There is no cost information available for this program.
Usual Care-Family Therapy (UC-FT) treatment group therapists (n = 14) were licensed marriage and family therapists (MFTs), social workers with family therapy training, or advanced trainees with family therapy experience. Site supervisors were trained in the structural-strategic orientation (Minuchin and Fishman 1981). All therapists received regular in-house training and supervision to promote family-based case conceptualization and use of structural-strategic FT treatment techniques. Alternatively, there were no Usual Care-Other (UC-Other) control group sites that had a supervisor or staff therapist who reported being a licensed marriage and family therapist or completing a postgraduate training program in family therapy (Hogue et al. 2015).
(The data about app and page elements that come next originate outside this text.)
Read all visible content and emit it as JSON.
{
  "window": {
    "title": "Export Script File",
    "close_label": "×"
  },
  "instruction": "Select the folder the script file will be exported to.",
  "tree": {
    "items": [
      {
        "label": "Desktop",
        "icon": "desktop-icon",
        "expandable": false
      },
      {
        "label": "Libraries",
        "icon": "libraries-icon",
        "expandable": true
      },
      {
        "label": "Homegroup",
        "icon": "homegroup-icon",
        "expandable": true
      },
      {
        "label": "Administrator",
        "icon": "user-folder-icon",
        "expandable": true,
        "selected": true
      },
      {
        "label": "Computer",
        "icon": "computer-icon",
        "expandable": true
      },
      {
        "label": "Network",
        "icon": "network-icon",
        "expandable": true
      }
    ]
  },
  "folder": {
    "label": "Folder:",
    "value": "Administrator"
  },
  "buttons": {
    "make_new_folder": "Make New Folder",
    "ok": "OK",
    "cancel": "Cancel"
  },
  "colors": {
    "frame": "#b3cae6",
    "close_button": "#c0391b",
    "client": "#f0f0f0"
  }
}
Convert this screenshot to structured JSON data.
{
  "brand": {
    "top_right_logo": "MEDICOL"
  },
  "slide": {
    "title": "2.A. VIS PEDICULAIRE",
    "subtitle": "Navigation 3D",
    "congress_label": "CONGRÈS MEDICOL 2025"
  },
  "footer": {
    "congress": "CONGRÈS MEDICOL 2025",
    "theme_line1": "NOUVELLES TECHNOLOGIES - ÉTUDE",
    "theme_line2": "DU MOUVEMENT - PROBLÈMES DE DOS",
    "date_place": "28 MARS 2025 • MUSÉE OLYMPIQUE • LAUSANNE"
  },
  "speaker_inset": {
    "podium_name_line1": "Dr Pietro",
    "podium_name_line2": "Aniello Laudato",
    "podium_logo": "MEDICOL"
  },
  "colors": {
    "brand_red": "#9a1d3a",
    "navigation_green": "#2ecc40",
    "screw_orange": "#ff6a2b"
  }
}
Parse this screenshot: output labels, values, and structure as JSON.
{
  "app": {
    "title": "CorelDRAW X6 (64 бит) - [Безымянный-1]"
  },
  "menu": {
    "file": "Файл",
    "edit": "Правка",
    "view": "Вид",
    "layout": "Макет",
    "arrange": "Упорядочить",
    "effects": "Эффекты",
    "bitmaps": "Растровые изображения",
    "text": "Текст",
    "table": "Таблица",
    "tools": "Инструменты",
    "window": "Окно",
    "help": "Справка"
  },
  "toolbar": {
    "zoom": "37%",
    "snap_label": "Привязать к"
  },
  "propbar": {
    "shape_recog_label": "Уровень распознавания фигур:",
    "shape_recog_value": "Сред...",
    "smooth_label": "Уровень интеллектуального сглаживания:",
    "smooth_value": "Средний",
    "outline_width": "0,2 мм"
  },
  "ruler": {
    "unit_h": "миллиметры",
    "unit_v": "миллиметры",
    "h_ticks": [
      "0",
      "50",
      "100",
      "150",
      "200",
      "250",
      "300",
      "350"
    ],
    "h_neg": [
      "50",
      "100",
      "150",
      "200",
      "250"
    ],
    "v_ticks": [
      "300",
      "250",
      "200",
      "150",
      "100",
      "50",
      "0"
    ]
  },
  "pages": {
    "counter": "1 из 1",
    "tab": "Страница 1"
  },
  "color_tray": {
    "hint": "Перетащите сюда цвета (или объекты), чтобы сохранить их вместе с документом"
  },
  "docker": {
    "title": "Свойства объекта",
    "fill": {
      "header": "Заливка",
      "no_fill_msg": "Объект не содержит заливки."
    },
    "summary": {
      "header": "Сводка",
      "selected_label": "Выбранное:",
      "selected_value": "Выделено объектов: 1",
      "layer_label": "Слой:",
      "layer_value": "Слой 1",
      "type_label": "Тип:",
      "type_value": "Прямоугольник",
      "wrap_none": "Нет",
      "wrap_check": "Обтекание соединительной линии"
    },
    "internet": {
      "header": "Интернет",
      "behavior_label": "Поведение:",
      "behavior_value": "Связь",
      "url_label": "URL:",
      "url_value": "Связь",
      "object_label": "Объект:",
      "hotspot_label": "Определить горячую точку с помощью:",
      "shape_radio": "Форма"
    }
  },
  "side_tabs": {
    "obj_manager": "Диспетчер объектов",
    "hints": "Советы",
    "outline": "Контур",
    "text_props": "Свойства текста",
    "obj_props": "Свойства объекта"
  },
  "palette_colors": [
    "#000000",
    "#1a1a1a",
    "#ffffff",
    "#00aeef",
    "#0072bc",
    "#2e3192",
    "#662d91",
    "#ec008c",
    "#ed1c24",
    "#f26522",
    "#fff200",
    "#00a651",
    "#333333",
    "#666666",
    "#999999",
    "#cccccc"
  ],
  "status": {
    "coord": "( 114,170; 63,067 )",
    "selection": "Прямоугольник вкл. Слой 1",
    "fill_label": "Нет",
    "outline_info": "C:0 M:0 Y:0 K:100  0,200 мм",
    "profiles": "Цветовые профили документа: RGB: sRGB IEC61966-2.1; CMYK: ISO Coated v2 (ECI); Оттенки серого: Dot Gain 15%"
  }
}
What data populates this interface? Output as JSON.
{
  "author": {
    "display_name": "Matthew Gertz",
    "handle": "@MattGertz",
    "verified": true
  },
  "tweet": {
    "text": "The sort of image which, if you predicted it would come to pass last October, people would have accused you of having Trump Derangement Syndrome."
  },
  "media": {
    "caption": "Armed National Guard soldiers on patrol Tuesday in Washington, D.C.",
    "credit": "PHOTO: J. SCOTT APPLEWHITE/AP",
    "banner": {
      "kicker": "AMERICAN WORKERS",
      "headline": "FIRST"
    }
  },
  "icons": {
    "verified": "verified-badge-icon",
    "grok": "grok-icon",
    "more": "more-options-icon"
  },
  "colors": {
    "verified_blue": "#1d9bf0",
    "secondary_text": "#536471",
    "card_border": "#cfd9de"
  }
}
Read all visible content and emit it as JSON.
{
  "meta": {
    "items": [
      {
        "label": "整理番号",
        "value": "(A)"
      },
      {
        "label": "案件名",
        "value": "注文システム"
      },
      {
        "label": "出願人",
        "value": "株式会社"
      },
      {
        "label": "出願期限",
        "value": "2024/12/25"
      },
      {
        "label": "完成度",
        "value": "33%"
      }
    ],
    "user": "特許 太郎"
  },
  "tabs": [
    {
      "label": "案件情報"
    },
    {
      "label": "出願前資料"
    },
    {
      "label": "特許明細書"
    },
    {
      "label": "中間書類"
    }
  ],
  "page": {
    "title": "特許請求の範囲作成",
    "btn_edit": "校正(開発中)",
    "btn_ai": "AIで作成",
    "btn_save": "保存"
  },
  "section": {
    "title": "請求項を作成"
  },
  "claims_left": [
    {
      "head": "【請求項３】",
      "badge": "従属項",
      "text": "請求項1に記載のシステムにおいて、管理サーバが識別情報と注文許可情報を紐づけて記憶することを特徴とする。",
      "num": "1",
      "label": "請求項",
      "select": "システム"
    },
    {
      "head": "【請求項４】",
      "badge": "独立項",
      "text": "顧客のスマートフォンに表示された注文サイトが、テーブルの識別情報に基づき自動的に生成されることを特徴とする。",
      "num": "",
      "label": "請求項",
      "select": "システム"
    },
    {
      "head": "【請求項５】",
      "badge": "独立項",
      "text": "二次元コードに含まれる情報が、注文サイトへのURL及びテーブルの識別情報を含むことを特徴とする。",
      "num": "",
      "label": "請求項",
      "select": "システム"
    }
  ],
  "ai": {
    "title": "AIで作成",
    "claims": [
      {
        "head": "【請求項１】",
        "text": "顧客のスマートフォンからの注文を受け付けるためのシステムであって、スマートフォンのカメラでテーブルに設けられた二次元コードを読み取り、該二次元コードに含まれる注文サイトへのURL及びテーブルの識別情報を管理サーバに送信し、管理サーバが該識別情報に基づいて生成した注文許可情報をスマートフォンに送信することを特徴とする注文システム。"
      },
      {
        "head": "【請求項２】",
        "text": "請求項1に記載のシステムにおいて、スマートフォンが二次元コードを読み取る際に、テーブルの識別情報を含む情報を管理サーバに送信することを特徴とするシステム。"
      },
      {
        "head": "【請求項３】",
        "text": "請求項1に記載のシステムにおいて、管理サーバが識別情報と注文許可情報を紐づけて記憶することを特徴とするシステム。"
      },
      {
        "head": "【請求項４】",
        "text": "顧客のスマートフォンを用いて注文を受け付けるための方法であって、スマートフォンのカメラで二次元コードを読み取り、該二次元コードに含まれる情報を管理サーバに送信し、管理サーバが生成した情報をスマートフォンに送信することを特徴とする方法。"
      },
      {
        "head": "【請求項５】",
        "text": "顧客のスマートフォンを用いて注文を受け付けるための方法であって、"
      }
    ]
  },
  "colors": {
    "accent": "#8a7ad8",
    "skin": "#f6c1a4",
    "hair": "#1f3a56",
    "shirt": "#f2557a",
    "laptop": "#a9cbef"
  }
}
Evidence-Base (Studies Reviewed)
These sources were used in the development of the program profile:Study 1
Hogue, Aaron, Sarah Dauber, Craig E. Henderson, Molly Bobek, Candace Johnson, Emily Lichvar, and Jon Morgenstern. 2015. “Randomized Trial of Family Therapy Versus Nonfamily Treatment for Adolescent Behavior Problems in Usual Care.” Journal of Clinical Child & Adolescent Psychology
These sources were used in the development of the program profile:
American Psychiatric Association. 2000. Diagnostic and Statistical Manual of Mental Disorders, Fourth Edition
. Washington, D.C.: American Psychiatric Association .
Henderson, Craig E., Aaron Hogue, and Sarah Dauber. 2019. “Family Therapy Techniques and One-Year Clinical Outcomes Among Adolescents in Usual Care for Behavior Problems.” Journal of Consulting and Clinical Psychology
Hogue, Aaron, and Sarah Dauber. 2013. “Assessing Fidelity to Evidence-Based Practices in Usual Care: The Example of Family Therapy for Adolescent Behavior Problems.” Evaluation and Program Planning
Hogue, Aaron, Sarah Dauber, and Craig E. Henderson. 2014. “Therapist Self-Report of Evidence-Based Practices in Usual Care for Adolescent Behavior Problems: Factor and Construct Validity.” Administration and Policy in Mental Health
Hogue, Aaron, Sarah Dauber, and Craig E. Henderson. 2017. “Benchmarking Family Therapy for Adolescent Behavior Problems in Usual Care: Fidelity, Outcomes, and Therapist Performance Differences.” Administration and Policy in Mental Health
Hogue, Aaron, Sarah Dauber, Emily Lichvar, Molly Bobek, and Craig E. Henderson. 2015. “Validity of Therapy of Self-Report of Fidelity to Evidence-Based Practices for Adolescent Behavior Problems: Correspondence between Therapists and Observers.” Administration and Policy in Mental Health
Minuchin, Salvador, and H. Charles Fishman. 1981. Family Therapy Techniques
. Cambridge, Mass.: Harvard University Press.